## Exercise requirements
Output every record exactly, apart from its images.

## Records for the task
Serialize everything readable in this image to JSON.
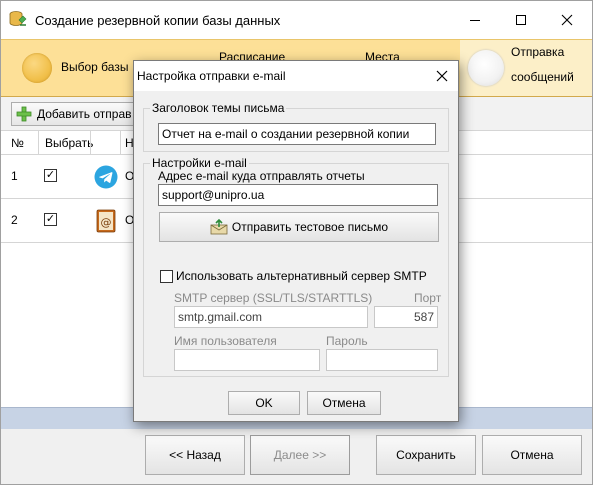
{
  "window": {
    "title": "Создание резервной копии базы данных"
  },
  "steps": [
    {
      "label": "Выбор базы"
    },
    {
      "label": "Расписание"
    },
    {
      "label": "Места"
    },
    {
      "label": "Отправка",
      "label2": "сообщений",
      "active": true
    }
  ],
  "toolbar": {
    "add_label": "Добавить отправ"
  },
  "grid": {
    "headers": [
      "№",
      "Выбрать",
      "Н"
    ],
    "rows": [
      {
        "num": "1",
        "checked": "✓",
        "icon": "telegram-icon",
        "text": "О"
      },
      {
        "num": "2",
        "checked": "✓",
        "icon": "email-book-icon",
        "text": "О"
      }
    ]
  },
  "bottombar": {
    "back": "<< Назад",
    "next": "Далее >>",
    "save": "Сохранить",
    "cancel": "Отмена"
  },
  "dialog": {
    "title": "Настройка отправки e-mail",
    "subject_group": "Заголовок темы письма",
    "subject_value": "Отчет на e-mail о создании резервной копии",
    "settings_group": "Настройки e-mail",
    "address_label": "Адрес e-mail куда отправлять отчеты",
    "address_value": "support@unipro.ua",
    "send_test": "Отправить тестовое письмо",
    "alt_server_label": "Использовать альтернативный сервер SMTP",
    "smtp_label": "SMTP сервер  (SSL/TLS/STARTTLS)",
    "port_label": "Порт",
    "smtp_value": "smtp.gmail.com",
    "port_value": "587",
    "user_label": "Имя пользователя",
    "password_label": "Пароль",
    "user_value": "",
    "password_value": "",
    "ok": "OK",
    "cancel": "Отмена"
  },
  "colors": {
    "steps_bg": "#fde097",
    "grid_footer": "#c7d3e5",
    "telegram": "#2ca5e0"
  }
}
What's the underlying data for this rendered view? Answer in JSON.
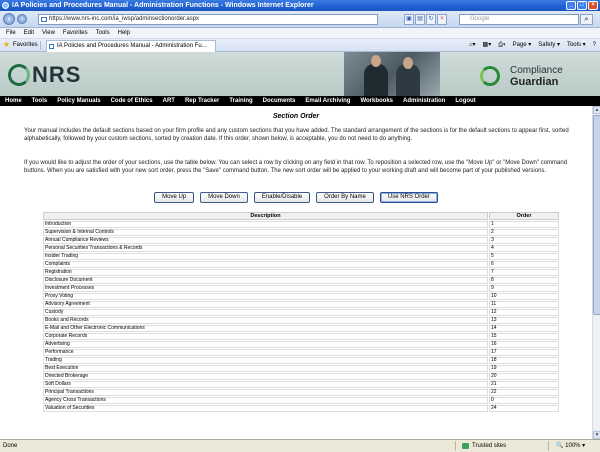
{
  "window": {
    "title": "IA Policies and Procedures Manual - Administration Functions - Windows Internet Explorer"
  },
  "addressbar": {
    "url": "https://www.nrs-inc.com/ia_iwsp/adminsectionorder.aspx",
    "search_placeholder": "Google"
  },
  "menu": [
    "File",
    "Edit",
    "View",
    "Favorites",
    "Tools",
    "Help"
  ],
  "favbar": {
    "favorites_label": "Favorites",
    "tab_title": "IA Policies and Procedures Manual - Administration Fu...",
    "commands": [
      "Page ▾",
      "Safety ▾",
      "Tools ▾",
      "?"
    ]
  },
  "brand": {
    "logo_text": "NRS",
    "product_line1": "Compliance",
    "product_line2": "Guardian"
  },
  "site_nav": [
    "Home",
    "Tools",
    "Policy Manuals",
    "Code of Ethics",
    "ART",
    "Rep Tracker",
    "Training",
    "Documents",
    "Email Archiving",
    "Workbooks",
    "Administration",
    "Logout"
  ],
  "page": {
    "title": "Section Order",
    "paragraph1": "Your manual includes the default sections based on your firm profile and any custom sections that you have added. The standard arrangement of the sections is for the default sections to appear first, sorted alphabetically, followed by your custom sections, sorted by creation date. If this order, shown below, is acceptable, you do not need to do anything.",
    "paragraph2": "If you would like to adjust the order of your sections, use the table below. You can select a row by clicking on any field in that row. To reposition a selected row, use the \"Move Up\" or \"Move Down\" command buttons. When you are satisfied with your new sort order, press the \"Save\" command button. The new sort order will be applied to your working draft and will become part of your published versions."
  },
  "buttons": {
    "move_up": "Move Up",
    "move_down": "Move Down",
    "enable_disable": "Enable/Disable",
    "order_by_name": "Order By Name",
    "use_nrs_order": "Use NRS Order"
  },
  "table": {
    "headers": {
      "description": "Description",
      "order": "Order"
    },
    "rows": [
      {
        "description": "Introduction",
        "order": "1"
      },
      {
        "description": "Supervision & Internal Controls",
        "order": "2"
      },
      {
        "description": "Annual Compliance Reviews",
        "order": "3"
      },
      {
        "description": "Personal Securities Transactions & Records",
        "order": "4"
      },
      {
        "description": "Insider Trading",
        "order": "5"
      },
      {
        "description": "Complaints",
        "order": "6"
      },
      {
        "description": "Registration",
        "order": "7"
      },
      {
        "description": "Disclosure Document",
        "order": "8"
      },
      {
        "description": "Investment Processes",
        "order": "9"
      },
      {
        "description": "Proxy Voting",
        "order": "10"
      },
      {
        "description": "Advisory Agreement",
        "order": "11"
      },
      {
        "description": "Custody",
        "order": "12"
      },
      {
        "description": "Books and Records",
        "order": "13"
      },
      {
        "description": "E-Mail and Other Electronic Communications",
        "order": "14"
      },
      {
        "description": "Corporate Records",
        "order": "15"
      },
      {
        "description": "Advertising",
        "order": "16"
      },
      {
        "description": "Performance",
        "order": "17"
      },
      {
        "description": "Trading",
        "order": "18"
      },
      {
        "description": "Best Execution",
        "order": "19"
      },
      {
        "description": "Directed Brokerage",
        "order": "20"
      },
      {
        "description": "Soft Dollars",
        "order": "21"
      },
      {
        "description": "Principal Transactions",
        "order": "22"
      },
      {
        "description": "Agency Cross Transactions",
        "order": "0"
      },
      {
        "description": "Valuation of Securities",
        "order": "24"
      }
    ]
  },
  "statusbar": {
    "status": "Done",
    "zone": "Trusted sites",
    "zoom": "100%"
  }
}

## Solved exercise
Serialize everything readable in this image to JSON.
{
  "window": {
    "title": "Создание резервной копии базы данных"
  },
  "steps": [
    {
      "label": "Выбор базы"
    },
    {
      "label": "Расписание"
    },
    {
      "label": "Места"
    },
    {
      "label": "Отправка",
      "label2": "сообщений",
      "active": true
    }
  ],
  "toolbar": {
    "add_label": "Добавить отправ"
  },
  "grid": {
    "headers": [
      "№",
      "Выбрать",
      "Н"
    ],
    "rows": [
      {
        "num": "1",
        "checked": "✓",
        "icon": "telegram-icon",
        "text": "О"
      },
      {
        "num": "2",
        "checked": "✓",
        "icon": "email-book-icon",
        "text": "О"
      }
    ]
  },
  "bottombar": {
    "back": "<< Назад",
    "next": "Далее >>",
    "save": "Сохранить",
    "cancel": "Отмена"
  },
  "dialog": {
    "title": "Настройка отправки e-mail",
    "subject_group": "Заголовок темы письма",
    "subject_value": "Отчет на e-mail о создании резервной копии",
    "settings_group": "Настройки e-mail",
    "address_label": "Адрес e-mail куда отправлять отчеты",
    "address_value": "support@unipro.ua",
    "send_test": "Отправить тестовое письмо",
    "alt_server_label": "Использовать альтернативный сервер SMTP",
    "smtp_label": "SMTP сервер  (SSL/TLS/STARTTLS)",
    "port_label": "Порт",
    "smtp_value": "smtp.gmail.com",
    "port_value": "587",
    "user_label": "Имя пользователя",
    "password_label": "Пароль",
    "user_value": "",
    "password_value": "",
    "ok": "OK",
    "cancel": "Отмена"
  },
  "colors": {
    "steps_bg": "#fde097",
    "grid_footer": "#c7d3e5",
    "telegram": "#2ca5e0"
  }
}
What's the underlying data for this rendered view? Answer in JSON.
{
  "window": {
    "title": "IA Policies and Procedures Manual - Administration Functions - Windows Internet Explorer"
  },
  "addressbar": {
    "url": "https://www.nrs-inc.com/ia_iwsp/adminsectionorder.aspx",
    "search_placeholder": "Google"
  },
  "menu": [
    "File",
    "Edit",
    "View",
    "Favorites",
    "Tools",
    "Help"
  ],
  "favbar": {
    "favorites_label": "Favorites",
    "tab_title": "IA Policies and Procedures Manual - Administration Fu...",
    "commands": [
      "Page ▾",
      "Safety ▾",
      "Tools ▾",
      "?"
    ]
  },
  "brand": {
    "logo_text": "NRS",
    "product_line1": "Compliance",
    "product_line2": "Guardian"
  },
  "site_nav": [
    "Home",
    "Tools",
    "Policy Manuals",
    "Code of Ethics",
    "ART",
    "Rep Tracker",
    "Training",
    "Documents",
    "Email Archiving",
    "Workbooks",
    "Administration",
    "Logout"
  ],
  "page": {
    "title": "Section Order",
    "paragraph1": "Your manual includes the default sections based on your firm profile and any custom sections that you have added. The standard arrangement of the sections is for the default sections to appear first, sorted alphabetically, followed by your custom sections, sorted by creation date. If this order, shown below, is acceptable, you do not need to do anything.",
    "paragraph2": "If you would like to adjust the order of your sections, use the table below. You can select a row by clicking on any field in that row. To reposition a selected row, use the \"Move Up\" or \"Move Down\" command buttons. When you are satisfied with your new sort order, press the \"Save\" command button. The new sort order will be applied to your working draft and will become part of your published versions."
  },
  "buttons": {
    "move_up": "Move Up",
    "move_down": "Move Down",
    "enable_disable": "Enable/Disable",
    "order_by_name": "Order By Name",
    "use_nrs_order": "Use NRS Order"
  },
  "table": {
    "headers": {
      "description": "Description",
      "order": "Order"
    },
    "rows": [
      {
        "description": "Introduction",
        "order": "1"
      },
      {
        "description": "Supervision & Internal Controls",
        "order": "2"
      },
      {
        "description": "Annual Compliance Reviews",
        "order": "3"
      },
      {
        "description": "Personal Securities Transactions & Records",
        "order": "4"
      },
      {
        "description": "Insider Trading",
        "order": "5"
      },
      {
        "description": "Complaints",
        "order": "6"
      },
      {
        "description": "Registration",
        "order": "7"
      },
      {
        "description": "Disclosure Document",
        "order": "8"
      },
      {
        "description": "Investment Processes",
        "order": "9"
      },
      {
        "description": "Proxy Voting",
        "order": "10"
      },
      {
        "description": "Advisory Agreement",
        "order": "11"
      },
      {
        "description": "Custody",
        "order": "12"
      },
      {
        "description": "Books and Records",
        "order": "13"
      },
      {
        "description": "E-Mail and Other Electronic Communications",
        "order": "14"
      },
      {
        "description": "Corporate Records",
        "order": "15"
      },
      {
        "description": "Advertising",
        "order": "16"
      },
      {
        "description": "Performance",
        "order": "17"
      },
      {
        "description": "Trading",
        "order": "18"
      },
      {
        "description": "Best Execution",
        "order": "19"
      },
      {
        "description": "Directed Brokerage",
        "order": "20"
      },
      {
        "description": "Soft Dollars",
        "order": "21"
      },
      {
        "description": "Principal Transactions",
        "order": "22"
      },
      {
        "description": "Agency Cross Transactions",
        "order": "0"
      },
      {
        "description": "Valuation of Securities",
        "order": "24"
      }
    ]
  },
  "statusbar": {
    "status": "Done",
    "zone": "Trusted sites",
    "zoom": "100%"
  }
}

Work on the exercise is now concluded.